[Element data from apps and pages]

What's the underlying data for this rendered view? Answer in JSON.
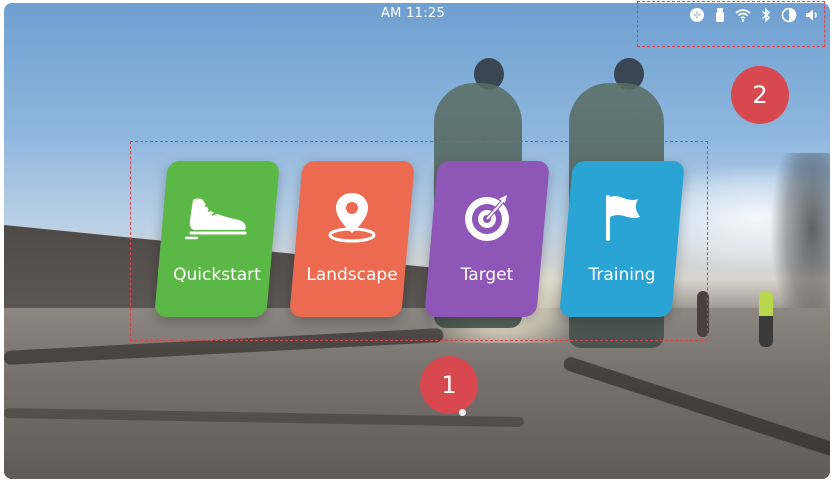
{
  "status_bar": {
    "time": "AM 11:25",
    "icons": [
      "fan-icon",
      "usb-icon",
      "wifi-icon",
      "bluetooth-icon",
      "brightness-icon",
      "volume-icon"
    ]
  },
  "callouts": {
    "one": "1",
    "two": "2"
  },
  "apps": [
    {
      "label": "Quickstart",
      "icon": "shoe-icon",
      "color": "#5cb846"
    },
    {
      "label": "Landscape",
      "icon": "location-pin-icon",
      "color": "#ec6a50"
    },
    {
      "label": "Target",
      "icon": "target-icon",
      "color": "#8e56b6"
    },
    {
      "label": "Training",
      "icon": "flag-icon",
      "color": "#2aa4d4"
    }
  ],
  "colors": {
    "callout": "#d8494f",
    "highlight_border": "#d9434a"
  }
}
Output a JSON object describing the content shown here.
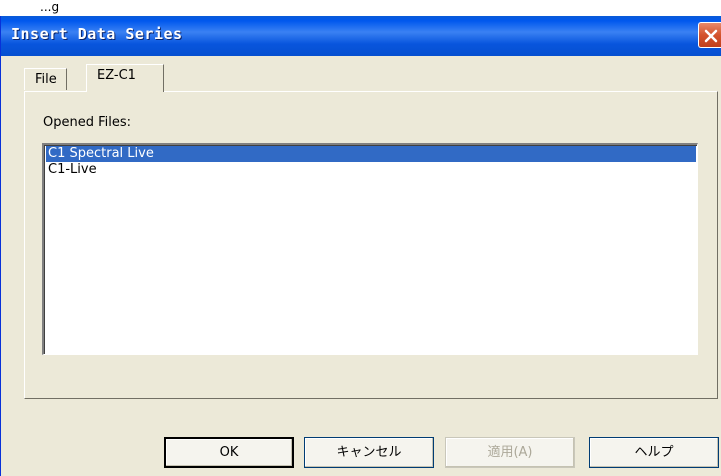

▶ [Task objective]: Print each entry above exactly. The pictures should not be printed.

▶ [Solution]:
What's the underlying data for this rendered view? Answer in JSON.
{
  "status_bar": {
    "time": "AM 11:25",
    "icons": [
      "fan-icon",
      "usb-icon",
      "wifi-icon",
      "bluetooth-icon",
      "brightness-icon",
      "volume-icon"
    ]
  },
  "callouts": {
    "one": "1",
    "two": "2"
  },
  "apps": [
    {
      "label": "Quickstart",
      "icon": "shoe-icon",
      "color": "#5cb846"
    },
    {
      "label": "Landscape",
      "icon": "location-pin-icon",
      "color": "#ec6a50"
    },
    {
      "label": "Target",
      "icon": "target-icon",
      "color": "#8e56b6"
    },
    {
      "label": "Training",
      "icon": "flag-icon",
      "color": "#2aa4d4"
    }
  ],
  "colors": {
    "callout": "#d8494f",
    "highlight_border": "#d9434a"
  }
}
Output a JSON object describing the content shown here.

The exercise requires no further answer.